Eight days ago we set out for our second and final expedition at HMI! Further exploring the Sawatch mountain range, we used what we learned on campus to make our experience even more exciting. As we traveled in our three separate groups, we bonded over long hiking days through the mountains and pounds of macaroni. At the top of a 14,000 foot mountain, every one of us knew that our hard work had paid off and we felt an immense sense of accomplishment. Whether it was sunny, raining, or even snowing, we walked in style and were happy to be together for our last trip. Developing our connection to each other and to the wilderness, we had circle each night to discuss changes such as going home, and had our last few classes in boulder fields and on top of ridges.
Due to the simplicity of the lifestyle and the mental clarity that is gained in the wilderness, it is easier to learn life lessons while in the backcountry. During our second expedition we learned a few very valuable lessons, including the idea of “expedition behavior.” Expedition behavior is, essentially, behaving in a way that keeps your community functioning and happy. Now, this is something we learned upon our entrance into HMI, but we truly learned what expedition behavior was during second expedition. There were plenty of times when people would fill one another’s water bottle, or offer leftovers from the meals they had cooked that evening. It was truly beautiful to see the community that was built, and the lessons that were learned, due to this idea of expedition behavior while in the backcountry.
Although the three expedition groups were spread across a large area, including San Isabel National Forest and Mount Massive Wilderness, every group’s itinerary included summiting a ‘fourteener’, or a peak above fourteen thousand feet.
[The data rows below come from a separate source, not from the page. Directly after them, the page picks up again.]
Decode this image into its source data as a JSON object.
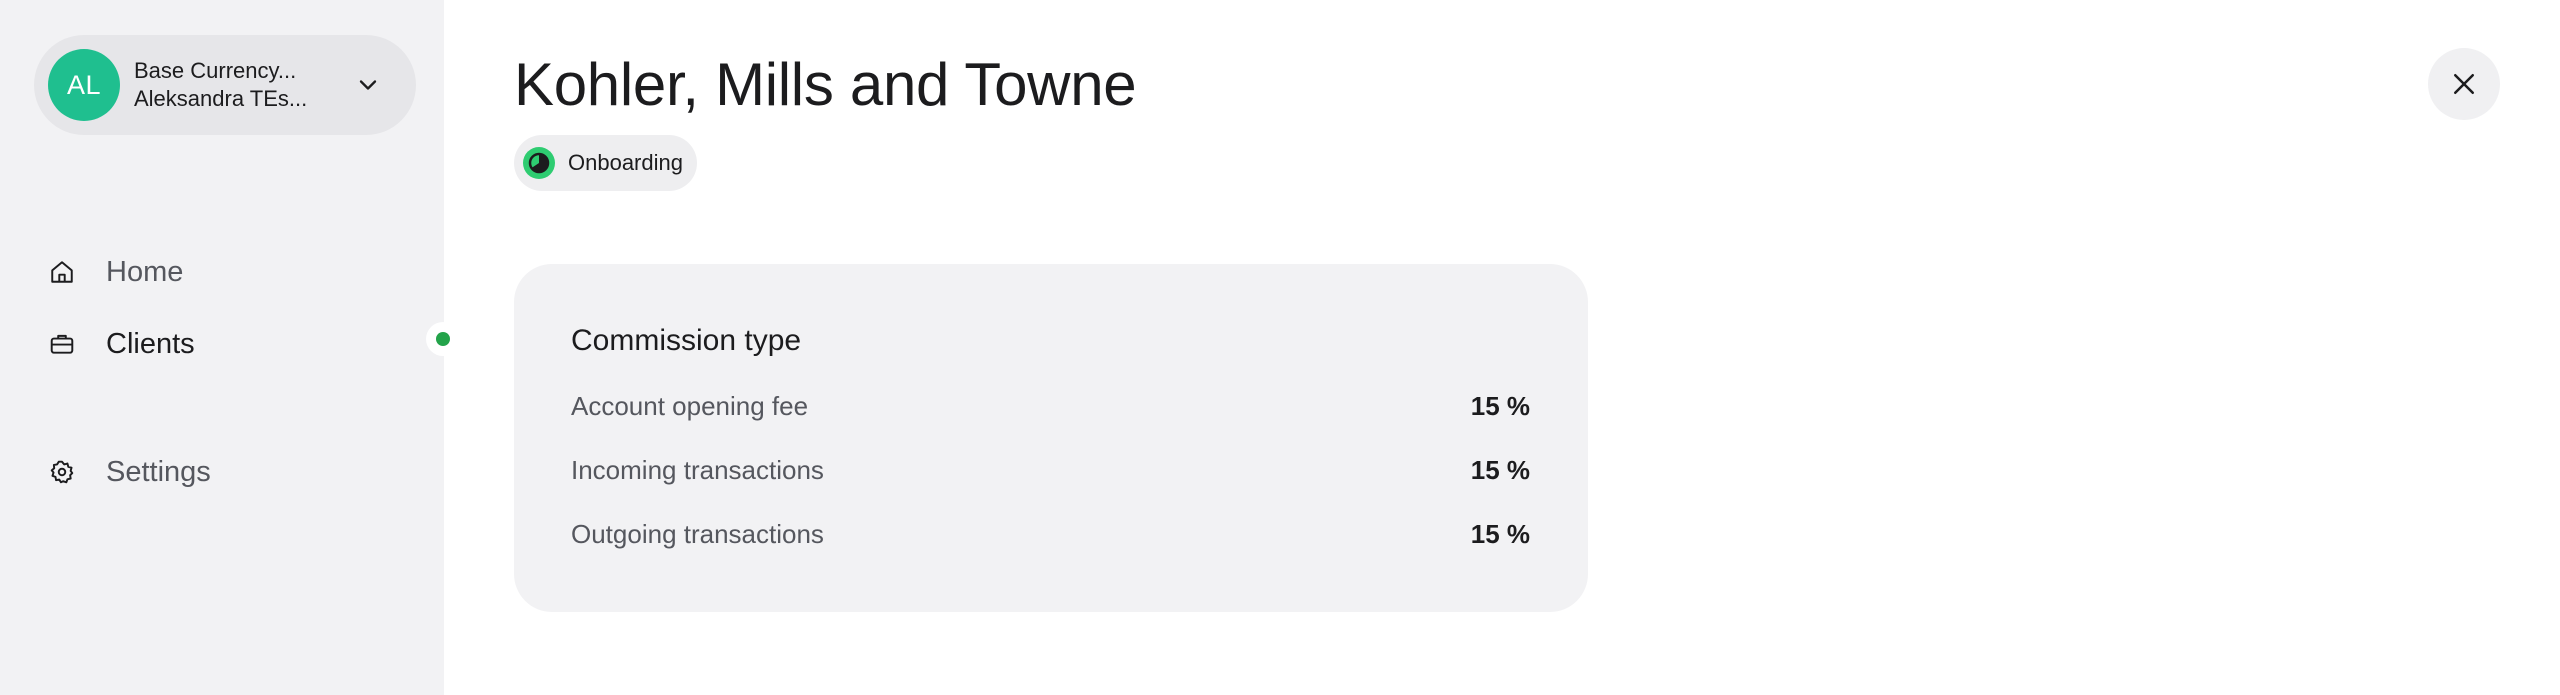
{
  "account": {
    "initials": "AL",
    "line1": "Base Currency...",
    "line2": "Aleksandra TEs...",
    "avatar_color": "#1fbf8f"
  },
  "nav": {
    "items": [
      {
        "label": "Home",
        "icon": "home-icon"
      },
      {
        "label": "Clients",
        "icon": "briefcase-icon",
        "active": true
      },
      {
        "label": "Settings",
        "icon": "gear-icon"
      }
    ]
  },
  "client": {
    "name": "Kohler, Mills and Towne",
    "status": "Onboarding",
    "status_color": "#2ecc71"
  },
  "commission": {
    "title": "Commission type",
    "rows": [
      {
        "label": "Account opening fee",
        "value": "15 %"
      },
      {
        "label": "Incoming transactions",
        "value": "15 %"
      },
      {
        "label": "Outgoing transactions",
        "value": "15 %"
      }
    ]
  },
  "colors": {
    "sidebar_bg": "#f2f2f4",
    "active_dot": "#23a34a"
  }
}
One group climbed Mount Elbert, the tallest point in Colorado, and two groups summited Mount Massive, which is only twelve feet shorter. Each group’s ascent provided different challenges –for some, thick fog obscured the summit until it was only a few feet away, and for others, rain, hail and snow added extra difficulty to an already challenging climb. However, everyone got above 14,000 feet and can now proudly say that they have climbed a fourteener! On the days we weren’t climbing peaks, we were hiking, cooking gourmet backcountry meals (like cinnamon rolls or curry and rice), or playing games. Every student had a chance to either rock climb or fish near Hagerman Lake, letting us test the skills we learned on campus in the backcountry. Some groups even got the opportunity to explore the ghost town of Douglass City, which was built to house workers contracting the nearby Haegerman Tunnel to carry ore to Leadville. While at camp, we marveled at amazing sunsets over the peaks of the Sawatch Range, celebrated birthdays in the field with fry-bake cakes, and bonded with our tarp groups by weathering rainstorms in our tents. We also helped survey pikas to try and find trends in temperature change caused by global warming, and wrote two short essays called “This I Believe” and “The Place Where I Live” to share on our final night in the field.
After our second expedition, all sorts of joy flowed through campus as people were reunited with friends after spending eight days away in the backcountry. But before we could fill one another in on each others expeditions, we had to complete the de-issue process. We all gathered all of our group gear from each expedition group and cleaned. After 8 days of eating in the wilderness, it was nice to take a break from de-issue while eating some amazing fish tacos. Then, we all continued the de-issuing process until everything was cleaned up and put away. Immediately after de-issue was over, we showed Becca, the faculty on duty, our clean bowls, spoons, and baby Nalgenes in order to take a shower. We had some personal time, during which many people did laundry and contacted their friends and family back home. After dinner, the student reps arranged for us to play man hunt and sardines which was a nice way to spend time with everyone and reconnect.
It has been a blast for us to share our HMI experience with friends and family each week by writing these updates. Looking back, the past few weeks have flown by in a whirlwind of expeditions, classes, and activities. It has been so amazing to watch the Summer Term community grow and flourish together and we are all sad to see this time come to an end, but excited to see where the next chapters of our lives will lead us.